When a line below contains the word "Component", it counts toward the total; give that total and nothing besides.

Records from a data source

● ● ●

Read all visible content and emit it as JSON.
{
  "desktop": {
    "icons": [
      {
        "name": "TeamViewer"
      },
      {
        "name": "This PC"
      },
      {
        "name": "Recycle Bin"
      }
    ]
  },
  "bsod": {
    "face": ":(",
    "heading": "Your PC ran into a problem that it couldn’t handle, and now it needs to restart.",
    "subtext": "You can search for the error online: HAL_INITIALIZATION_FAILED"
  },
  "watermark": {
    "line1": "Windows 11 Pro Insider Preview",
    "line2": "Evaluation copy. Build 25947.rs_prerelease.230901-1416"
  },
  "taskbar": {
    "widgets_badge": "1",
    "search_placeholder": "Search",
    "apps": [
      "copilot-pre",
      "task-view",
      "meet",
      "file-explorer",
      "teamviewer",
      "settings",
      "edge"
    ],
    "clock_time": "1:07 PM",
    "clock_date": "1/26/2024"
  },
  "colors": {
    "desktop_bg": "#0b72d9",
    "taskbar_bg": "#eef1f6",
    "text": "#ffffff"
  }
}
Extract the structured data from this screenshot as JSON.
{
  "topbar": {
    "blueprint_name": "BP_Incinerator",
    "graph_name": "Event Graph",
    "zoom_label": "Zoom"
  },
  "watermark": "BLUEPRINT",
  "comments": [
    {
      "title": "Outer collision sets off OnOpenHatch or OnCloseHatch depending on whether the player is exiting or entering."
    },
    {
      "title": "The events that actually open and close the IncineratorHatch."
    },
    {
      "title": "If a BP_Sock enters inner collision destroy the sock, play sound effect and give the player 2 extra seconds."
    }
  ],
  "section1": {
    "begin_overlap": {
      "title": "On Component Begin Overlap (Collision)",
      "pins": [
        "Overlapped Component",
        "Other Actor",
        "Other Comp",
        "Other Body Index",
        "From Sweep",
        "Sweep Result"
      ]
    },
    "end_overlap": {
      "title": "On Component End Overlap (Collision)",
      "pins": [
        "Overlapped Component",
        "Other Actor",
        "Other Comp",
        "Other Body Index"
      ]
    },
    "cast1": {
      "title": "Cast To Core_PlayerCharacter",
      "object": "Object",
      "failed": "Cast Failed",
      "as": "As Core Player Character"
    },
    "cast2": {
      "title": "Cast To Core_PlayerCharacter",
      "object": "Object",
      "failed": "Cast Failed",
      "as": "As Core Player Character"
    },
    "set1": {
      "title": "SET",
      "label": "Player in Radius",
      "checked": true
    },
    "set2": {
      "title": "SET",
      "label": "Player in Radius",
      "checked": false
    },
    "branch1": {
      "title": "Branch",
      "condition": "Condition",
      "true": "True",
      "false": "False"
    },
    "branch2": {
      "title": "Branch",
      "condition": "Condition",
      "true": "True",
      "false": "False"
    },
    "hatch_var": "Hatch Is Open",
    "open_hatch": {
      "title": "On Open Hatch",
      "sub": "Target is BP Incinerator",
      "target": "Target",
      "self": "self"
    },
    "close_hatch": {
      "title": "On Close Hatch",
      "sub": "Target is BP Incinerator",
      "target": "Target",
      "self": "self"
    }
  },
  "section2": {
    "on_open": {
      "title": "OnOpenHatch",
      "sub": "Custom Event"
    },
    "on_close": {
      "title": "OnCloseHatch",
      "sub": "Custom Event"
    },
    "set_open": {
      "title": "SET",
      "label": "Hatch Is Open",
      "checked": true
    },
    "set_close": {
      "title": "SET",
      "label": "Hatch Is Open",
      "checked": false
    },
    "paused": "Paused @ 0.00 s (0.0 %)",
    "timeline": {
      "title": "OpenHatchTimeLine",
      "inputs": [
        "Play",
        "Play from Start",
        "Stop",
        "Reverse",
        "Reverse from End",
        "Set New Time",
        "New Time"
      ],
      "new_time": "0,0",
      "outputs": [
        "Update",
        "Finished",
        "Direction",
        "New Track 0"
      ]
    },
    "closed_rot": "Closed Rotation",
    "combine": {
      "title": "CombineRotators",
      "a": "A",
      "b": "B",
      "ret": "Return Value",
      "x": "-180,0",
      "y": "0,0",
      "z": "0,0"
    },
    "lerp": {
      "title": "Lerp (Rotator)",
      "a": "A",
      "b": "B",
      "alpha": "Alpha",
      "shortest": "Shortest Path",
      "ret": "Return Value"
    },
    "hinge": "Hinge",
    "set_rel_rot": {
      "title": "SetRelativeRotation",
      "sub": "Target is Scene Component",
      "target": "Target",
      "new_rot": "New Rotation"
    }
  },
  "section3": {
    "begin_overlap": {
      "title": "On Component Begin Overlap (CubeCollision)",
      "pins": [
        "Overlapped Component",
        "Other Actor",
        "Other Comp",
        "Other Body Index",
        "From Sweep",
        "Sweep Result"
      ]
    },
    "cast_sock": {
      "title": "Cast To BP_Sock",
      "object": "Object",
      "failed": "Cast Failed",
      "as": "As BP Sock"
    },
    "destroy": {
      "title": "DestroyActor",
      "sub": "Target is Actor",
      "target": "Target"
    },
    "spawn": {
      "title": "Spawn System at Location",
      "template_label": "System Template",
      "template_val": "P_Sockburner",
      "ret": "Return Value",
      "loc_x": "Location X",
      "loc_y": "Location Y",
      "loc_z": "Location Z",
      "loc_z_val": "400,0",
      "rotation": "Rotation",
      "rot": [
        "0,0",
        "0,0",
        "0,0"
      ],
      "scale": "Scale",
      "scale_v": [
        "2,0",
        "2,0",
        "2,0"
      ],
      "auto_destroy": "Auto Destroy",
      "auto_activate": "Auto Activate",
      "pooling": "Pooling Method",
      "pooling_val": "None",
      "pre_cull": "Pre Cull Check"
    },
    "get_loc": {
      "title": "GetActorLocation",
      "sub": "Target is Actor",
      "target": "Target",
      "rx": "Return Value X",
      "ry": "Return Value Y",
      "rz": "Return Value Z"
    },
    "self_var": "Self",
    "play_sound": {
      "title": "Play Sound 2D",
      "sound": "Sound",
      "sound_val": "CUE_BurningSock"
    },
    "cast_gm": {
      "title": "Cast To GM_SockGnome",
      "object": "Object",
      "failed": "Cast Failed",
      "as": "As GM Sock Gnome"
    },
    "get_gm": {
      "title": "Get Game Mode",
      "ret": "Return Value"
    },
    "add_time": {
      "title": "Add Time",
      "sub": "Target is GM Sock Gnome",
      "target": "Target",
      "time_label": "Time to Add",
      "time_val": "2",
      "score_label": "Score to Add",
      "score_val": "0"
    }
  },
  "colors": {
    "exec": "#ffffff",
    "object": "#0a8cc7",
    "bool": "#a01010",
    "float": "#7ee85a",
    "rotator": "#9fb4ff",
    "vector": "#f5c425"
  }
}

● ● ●

## SOLUTION FOR THIS TASK:
7